Hi everyone! This is Qiaochu. I just narrowed down and adjusted the focus of my research from community to facilitation in MOOCs. And here is how it develops.
Online learning has become increasingly important in educating a wide variety of learners. The approaches include, first, MOOC (massive open online course) which integrates social networking, seasoned experts, and course-specific learning materials that are readily available to students. However, with the prosperity of MOOCs since 2012, many practices have indicated the necessity of effective facilitation in the context of large-scale online learning environment. Key factors as massive number of learners, highly asynchronous nature and community learning context all challenge the conventional instruments from the facilitator's side. While the practice of MOOCs has already achieved huge innovation in education field with the ever-updated technology and platform support, there are much white space left to be done as for the facilitation in MOOCs. This research, then, will discuss the facilitation in large-scale online learning environment from the perspective of MOOCs.
2. Literature review
Regarding the emergence of MOOCs, there used to be the division of cMOOCs and xMOOCs, the former underpinned by connectivist principles (Comier, 2008) and the latter by behaviorism. The importance of teacher or facilitation is considered differently in this categorization. However, it appears that the development of MOOCs has been influence by a combination of theoretical perspectives such as constructivism, connectivism, and concept of CoP (Community of Practice, Wenger, 1998; Hrastinski, 2008).
While pedagogies may vary in the design of MOOCs, many scholars support strengthening the initiative of MOOCs participants. Learning issues like identity, interaction, community learning, technological support, and efficiency of online learning are put forward in succession. Holmberg (1989), first sought to understand the role of emotional support and connection in online learning by espousing the empathy theory, while Cheng (2014) also confirmed the importance of social connection and empathy among online learners. Ryberg and Christiansen (2008) researched community and social network sites as technology enhanced the learning environment. Kop, Fournier, and Mak (2011) examined the mutual support among learners by creating Facebook and Twitter groups outside of the MOOC classroom as a means of peer support.

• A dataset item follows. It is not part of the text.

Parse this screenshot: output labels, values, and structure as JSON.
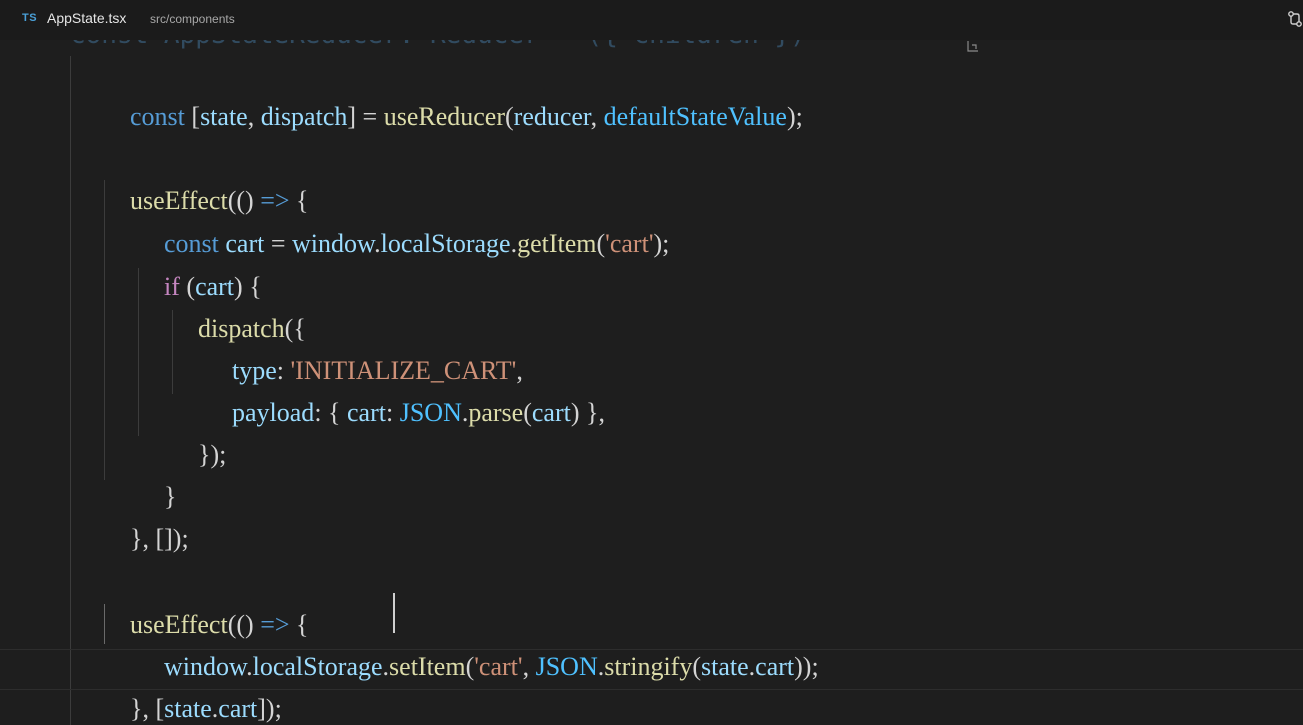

After the initial boom of MOOCs, researchers began to reflect on the role of facilitation in this kind of large-scale online learning environment. One crucial point made by Yang et al. (2013) is that in MOOCs the learner participation in social activities is intermittent. Meanwhile, Brinton et al. (2013) early interactions can amass to a level of chaos which may impede an individual's propensity for developing relationships. From those researches, it is evident that the social engagement and technological advancement can not guarantee the sustainability of MOOCs. While emphasizing the learner-focused pedagogy, the teacher's role, here the facilitation in large-scale online learning environment, is indispensable. Problems always come as "what will happen to students who are not self-determined and skilled? what if students lack in participatory literacy?" etc. Focusing on the facilitation issue, Beaven et al. (2014) explored the balance between facilitation and self-determination of MOOCs learners from a MOOC OT12. Later, Poquet, Dawson, and Dowell (2017) discussed the effectiveness of facilitation in MOOC forums from the view of group-level analysis. On the other hand, research of Ross et al. (2014) views the issue of facilitation from the stance of teacher by exploring their experience and academic identity in MOOCs.
3. Research questions
In view of this background, the research questions are as follows and will focus on the focus one:
RQ1: What kind of presence of facilitation will possibly feature a more appropriate form for MOOCs to promote learning?
RQ2: Where is the balance between facilitation and self-determination/ self-directed learning?
RQ3: How to promote facilitation regarding the discrepancies in nature of different MOOCs? For example, the knowledge-oriented and information-oriented MOOCs.
Mixed research methods of both quantitative and qualitative will be used for the research. Based on case study, two representative MOOC courses will be selected, the knowledge-oriented and information-oriented ones. The current facilitation and output in learning of each type will be analyzed and made comparison ultimately.
First, the MOOC course of "Studying at Japanese Universities" by the University of Tokyo on Coursera will be researched as the information-oriented case with the permission of administrators. For the quantitative research part, facilitations mainly in forms of discussion forum and Facebook page will be observed and made content analysis. Also, backstage data of users' activeness and interaction in MOOC community will give insights about learning efficiency. For the qualitative research part, the research plans to conduct interviews with facilitators of the MOOC mentioned above and retrieve information from their comments on the discussion forum.
Later, another MOOC course representing the knowledge-oriented type will be chosen to make further comparison. Meanwhile, participant observation will be adopted along all the research process. This means to participate in the researched MOOCs myself and observe participants' behavior and the facilitation offered.
5. Significance of research
Large-scale online learning environments as MOOCs have numerous advantages and potential, especially if the weaknesses that accompany them can be appropriately addressed. By reflecting and repositioning the role of facilitation in MOOCs, improved pedagogical approaches are expected to refresh the education landscape.